Celebrating 30 Years of FreeDOS: Keeping the Command Line Alive

In June 1994, two significant events marked the history of text-based disk operating systems. Microsoft released MS-DOS 6.22, its final standalone version for consumers, signaling the end of an era as DOS became a hidden layer beneath Windows. Meanwhile, Jim Hall introduced “PD-DOS” in response to his dissatisfaction with Windows 3.x and the upcoming Windows 95. This initiative aimed to sustain the command-line interface as the world shifted towards graphical user interfaces.

Renamed FreeDOS, Hall’s project has thrived for 30 years, standing as the last actively developed MS-DOS-compatible operating system. While FreeDOS isn’t a modern OS fit for today’s internet-centric world, it plays a crucial role in running legacy applications on current systems, whether in virtual machines or directly on hardware. It also remains the top choice for reviving old hardware, dating back to the original IBM PC with its Intel 8088 CPU.

Reflecting on its 20th anniversary in 2014, FreeDOS maintainers highlighted its relevance, the DOS legacy, and previous attempts to integrate modern features like multitasking and networking. Fast forward to its 30th anniversary, Jim Hall shared insights into the project’s stability and continued importance, despite evolving hardware trends.

FreeDOS remains relevant as new users discover it, often as their first DOS-compatible experience rather than an update to MS-DOS. Hall notes that the community’s interest has remained steady over the past decade, with ongoing participation from developers and users alike. Despite technological advancements, FreeDOS faces challenges, such as compatibility with UEFI firmware, which has replaced the traditional BIOS in modern PCs.

Though updating FreeDOS to boot on UEFI or ARM systems is theoretically possible, it would break compatibility with many DOS applications. Consequently, running FreeDOS in a virtual machine is recommended for those seeking to relive the DOS era on modern hardware.

Retro PCs, enhanced by modern components and platforms like AliExpress, offer a nostalgic yet practical way to experience FreeDOS. Hall praises devices like the Pocket 386 for their balance of vintage performance and modern usability. These retro systems can run classic DOS games and productivity applications, bridging the gap between past and present.

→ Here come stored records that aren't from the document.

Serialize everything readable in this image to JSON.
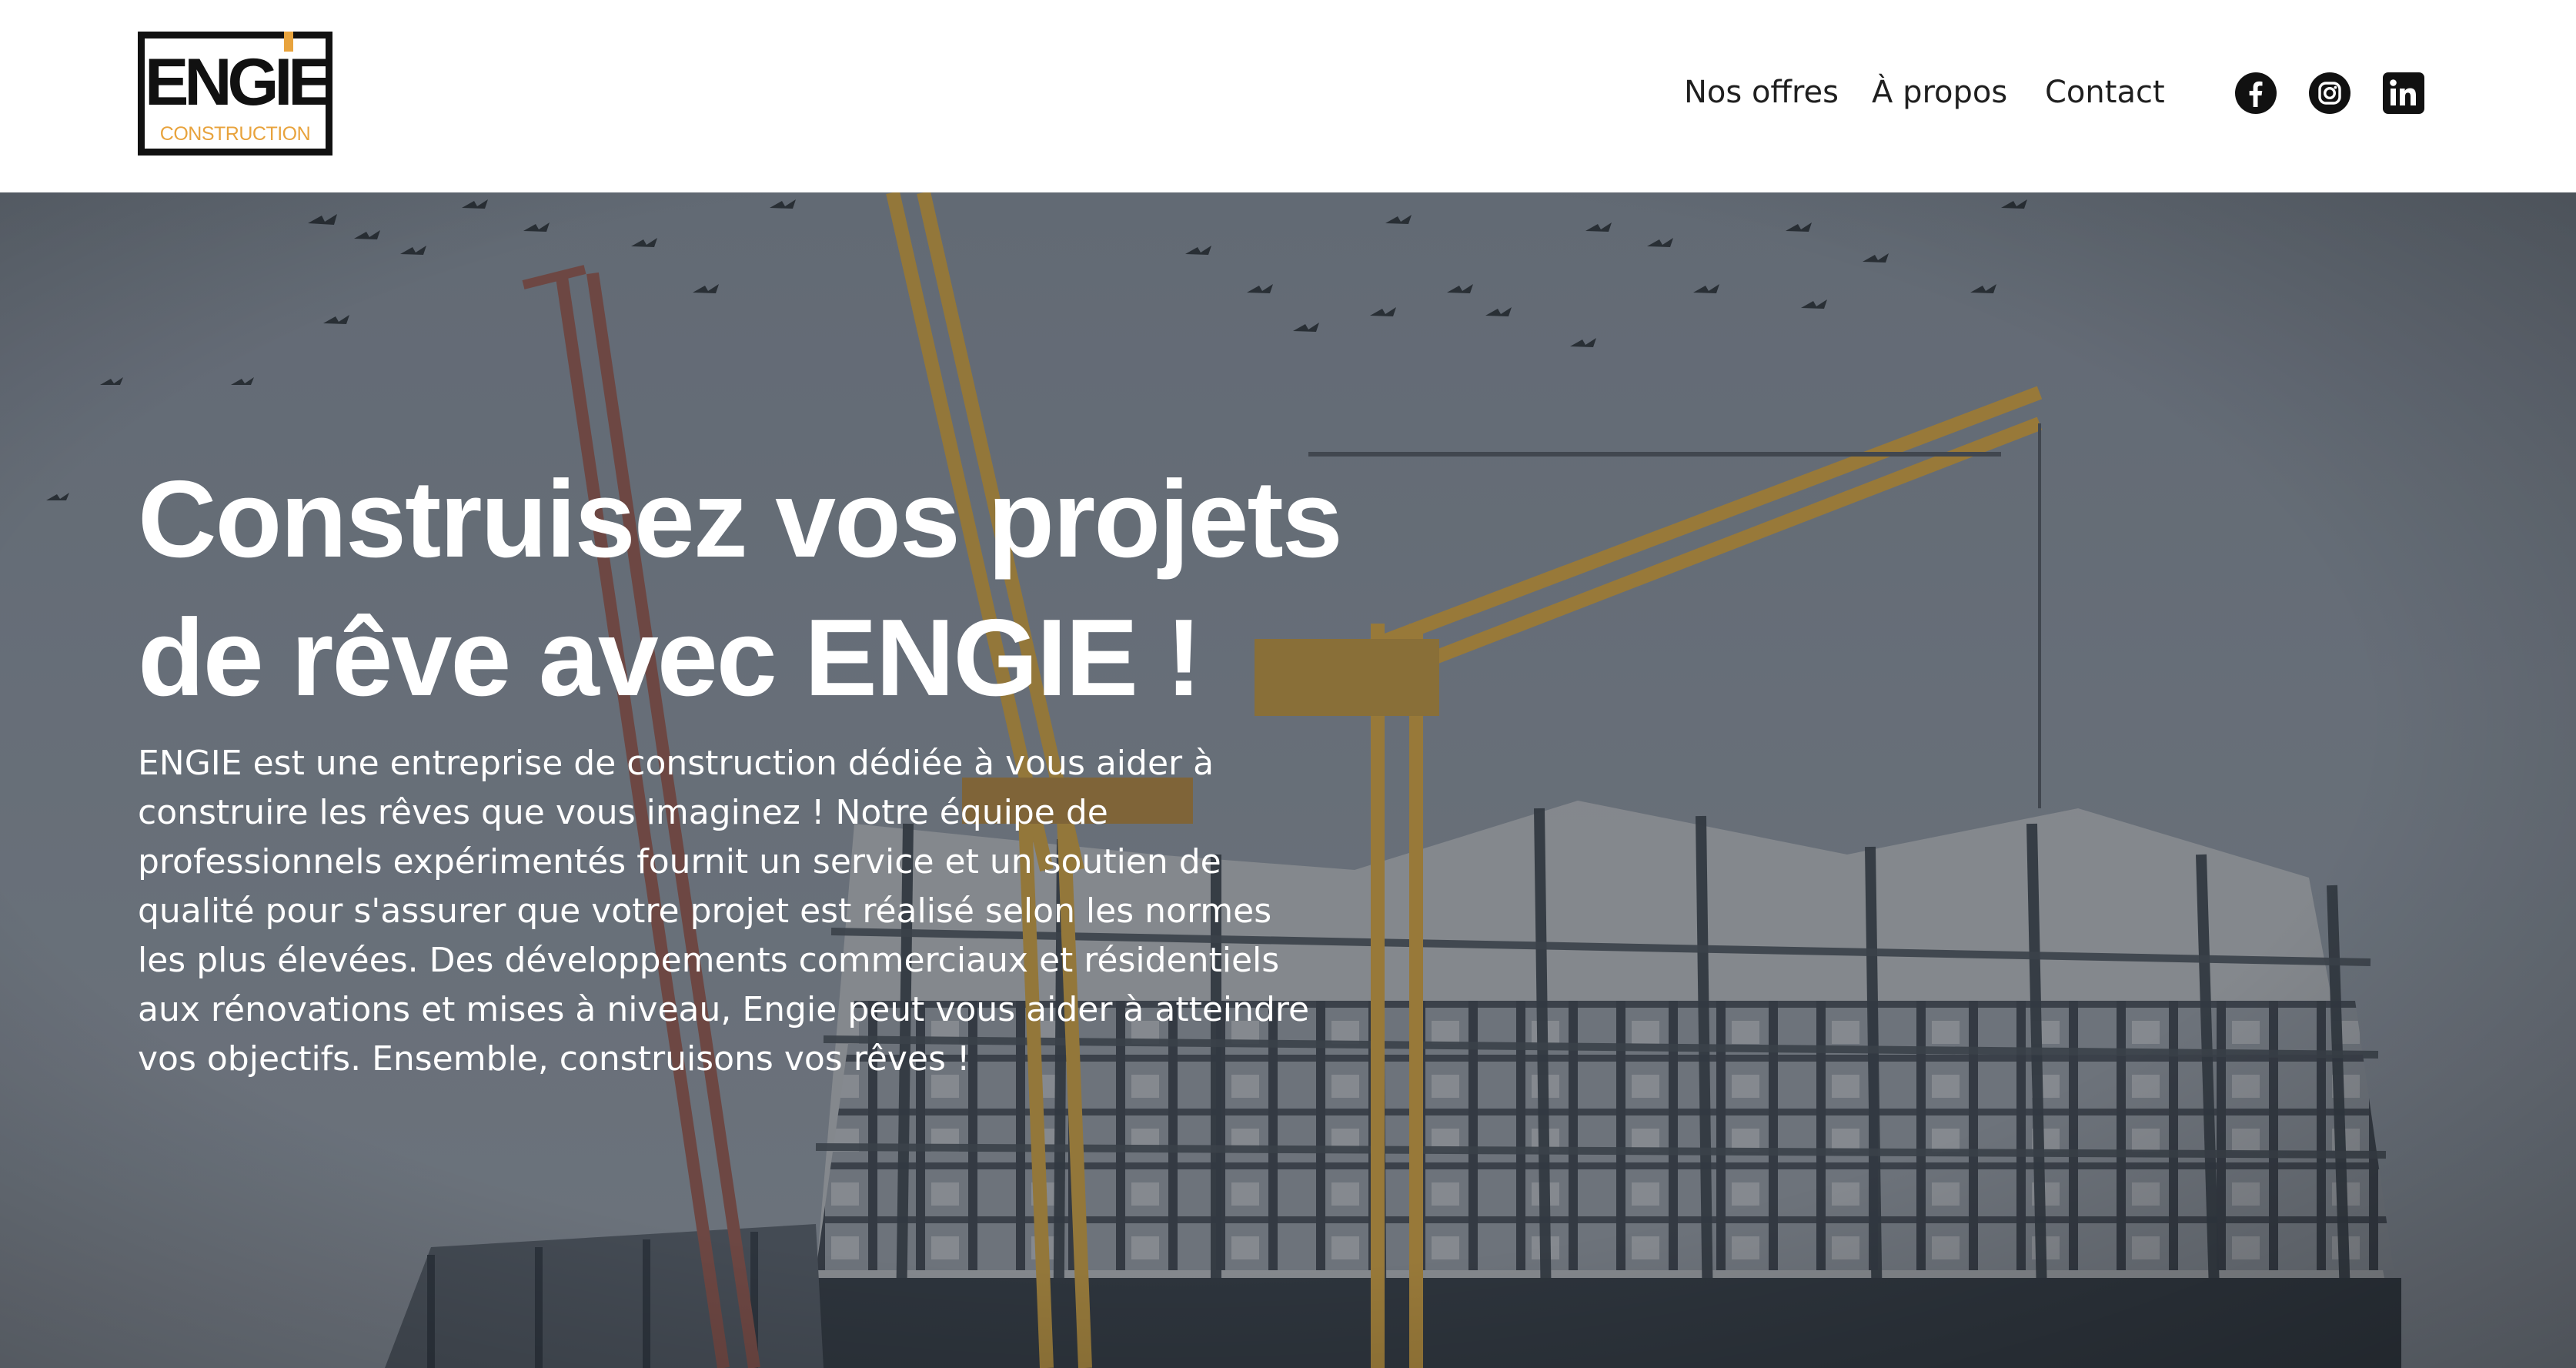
{
  "logo": {
    "word": "ENGIE",
    "subtitle": "CONSTRUCTION",
    "accent_color": "#e8a33d"
  },
  "nav": {
    "items": [
      "Nos offres",
      "À propos",
      "Contact"
    ]
  },
  "social": {
    "icons": [
      "facebook-icon",
      "instagram-icon",
      "linkedin-icon"
    ]
  },
  "hero": {
    "title_line1": "Construisez vos projets",
    "title_line2": "de rêve avec ENGIE !",
    "body": "ENGIE est une entreprise de construction dédiée à vous aider à construire les rêves que vous imaginez ! Notre équipe de professionnels expérimentés fournit un service et un soutien de qualité pour s'assurer que votre projet est réalisé selon les normes les plus élevées. Des développements commerciaux et résidentiels aux rénovations et mises à niveau, Engie peut vous aider à atteindre vos objectifs. Ensemble, construisons vos rêves !"
  },
  "colors": {
    "text_dark": "#1f1f1f",
    "hero_overlay": "#5d6670",
    "crane": "#c9962e"
  }
}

As FreeDOS looks ahead, potential updates include improved hardware support and compatibility with older Windows versions. The FreeDOS community continuously tests and discusses new features, ensuring the operating system evolves while preserving its core functionality.